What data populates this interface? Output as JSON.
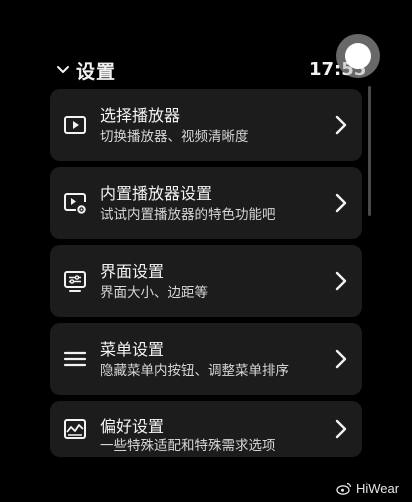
{
  "header": {
    "title": "设置",
    "time": "17:55"
  },
  "menu": [
    {
      "icon": "play-icon",
      "title": "选择播放器",
      "subtitle": "切换播放器、视频清晰度"
    },
    {
      "icon": "player-settings-icon",
      "title": "内置播放器设置",
      "subtitle": "试试内置播放器的特色功能吧"
    },
    {
      "icon": "interface-icon",
      "title": "界面设置",
      "subtitle": "界面大小、边距等"
    },
    {
      "icon": "menu-icon",
      "title": "菜单设置",
      "subtitle": "隐藏菜单内按钮、调整菜单排序"
    },
    {
      "icon": "preference-icon",
      "title": "偏好设置",
      "subtitle": "一些特殊适配和特殊需求选项"
    }
  ],
  "watermark": "HiWear"
}
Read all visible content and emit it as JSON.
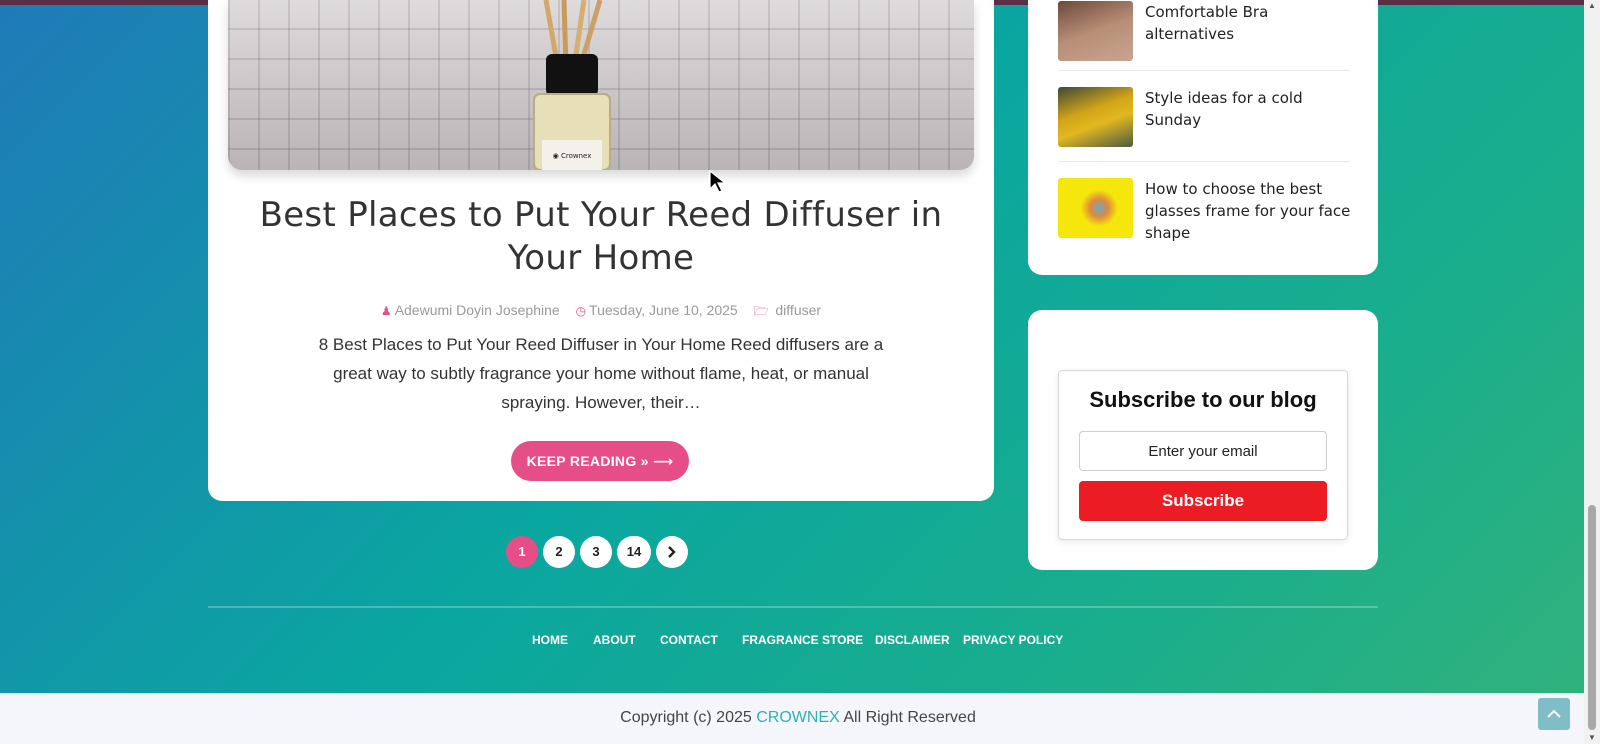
{
  "post": {
    "title": "Best Places to Put Your Reed Diffuser in Your Home",
    "author": "Adewumi Doyin Josephine",
    "date": "Tuesday, June 10, 2025",
    "category": "diffuser",
    "excerpt": "8 Best Places to Put Your Reed Diffuser in Your Home Reed diffusers are a great way to subtly fragrance your home without flame, heat, or manual spraying. However, their…",
    "keep_reading_label": "KEEP READING » ⟶"
  },
  "pagination": {
    "pages": [
      "1",
      "2",
      "3",
      "14"
    ],
    "active": "1",
    "next_icon": "chevron-right-icon"
  },
  "recent_posts": [
    {
      "title": "Comfortable Bra alternatives"
    },
    {
      "title": "Style ideas for a cold Sunday"
    },
    {
      "title": "How to choose the best glasses frame for your face shape"
    }
  ],
  "subscribe": {
    "title": "Subscribe to our blog",
    "email_placeholder": "Enter your email",
    "button_label": "Subscribe"
  },
  "footer": {
    "links": [
      "HOME",
      "ABOUT",
      "CONTACT",
      "FRAGRANCE STORE",
      "DISCLAIMER",
      "PRIVACY POLICY"
    ],
    "copyright_prefix": "Copyright (c) 2025",
    "brand": "CROWNEX",
    "copyright_suffix": "All Right Reserved"
  },
  "colors": {
    "accent_pink": "#e64e87",
    "subscribe_red": "#ec1c24",
    "brand_teal": "#2bb0b8"
  }
}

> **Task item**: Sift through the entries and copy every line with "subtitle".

> **Answer below**:
      "subtitle": "切换播放器、视频清晰度"
      "subtitle": "试试内置播放器的特色功能吧"
      "subtitle": "界面大小、边距等"
      "subtitle": "隐藏菜单内按钮、调整菜单排序"
      "subtitle": "一些特殊适配和特殊需求选项"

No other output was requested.